“You are way more important than my silly classes.” Joel pulled her gently into a hug. “There’s no other place I’d rather be than with you.” He kissed the top of her head.
“But medical school is your dream.” Winnie felt terrible. “You can’t give up your dream for me. We should go back to Michigan. We need to be in Michigan.” She tried to pull him toward the door, but he resisted easily, bringing her back to stand in front of Barbara.
“Like you said, it’s Christmas break. I would have wanted to come home to California this time of year anyway.”
“We should be in New York City.” Winnie tried again to convince him to leave. “I’m important as the understudy for the Sugar Plum Fairy. They need me there. What if someone gets sick or injured?”
“There are five other understudies for that part,” Joel reminded her. She was surprised he even remembered that. “The chances of all five of them getting sick or injured at the same time is probably less likely than getting struck by lightning.”
“But nothing,” he said, turning her around again and holding her shoulders firmly, forcing her to face Barbara. “Let’s spend some time with this nice lady and see how your evaluation goes.

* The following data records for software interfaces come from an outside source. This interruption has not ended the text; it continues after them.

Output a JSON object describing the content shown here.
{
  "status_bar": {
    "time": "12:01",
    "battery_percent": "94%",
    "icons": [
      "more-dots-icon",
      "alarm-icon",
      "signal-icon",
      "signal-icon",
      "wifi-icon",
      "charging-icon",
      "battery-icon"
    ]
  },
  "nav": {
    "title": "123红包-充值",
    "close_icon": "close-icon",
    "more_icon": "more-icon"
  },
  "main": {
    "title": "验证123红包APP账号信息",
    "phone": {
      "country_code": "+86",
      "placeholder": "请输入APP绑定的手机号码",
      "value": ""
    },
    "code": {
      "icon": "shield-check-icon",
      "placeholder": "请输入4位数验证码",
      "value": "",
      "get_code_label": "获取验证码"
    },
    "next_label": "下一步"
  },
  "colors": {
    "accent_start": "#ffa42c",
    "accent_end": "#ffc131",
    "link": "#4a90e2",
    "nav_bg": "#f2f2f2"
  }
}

The sooner we get done with the treatment, the sooner we can go home to the city.”
“But I want to spend time with your mom first,” Winnie whined. “You promised I’d get to spend time with your mom. And you promised me a dance studio.”
“We can stay in California as long as you want,” Joel said in a soft, placating voice. “But we need to get through treatment first.”
Winnie scowled and realized she was fighting against a brick wall. She had agreed to come here and now she was stuck here. They’d had just a few nights alone together in between the time she’d gotten out of the hospital and the moment she walked into this building, an inpatient treatment center near the beach, overlooking the Pacific Ocean a mile away from her in-laws’ beautiful home. She stopped arguing and lifted her chin with a confidence she didn’t feel. “Fine,” she told Barbara. “Do your stupid evaluation.”
“Wonderful,” Barbara said. She must have an unnatural amount of patience in her petite frame because she didn’t even look annoyed at Winnie’s complaining and rationalizing. “Follow me, please.”
Barbara turned and walked into treatment center with Winnie and Joel right behind her. No going back. Winnie instinctively knew she wasn’t leaving this building any time soon.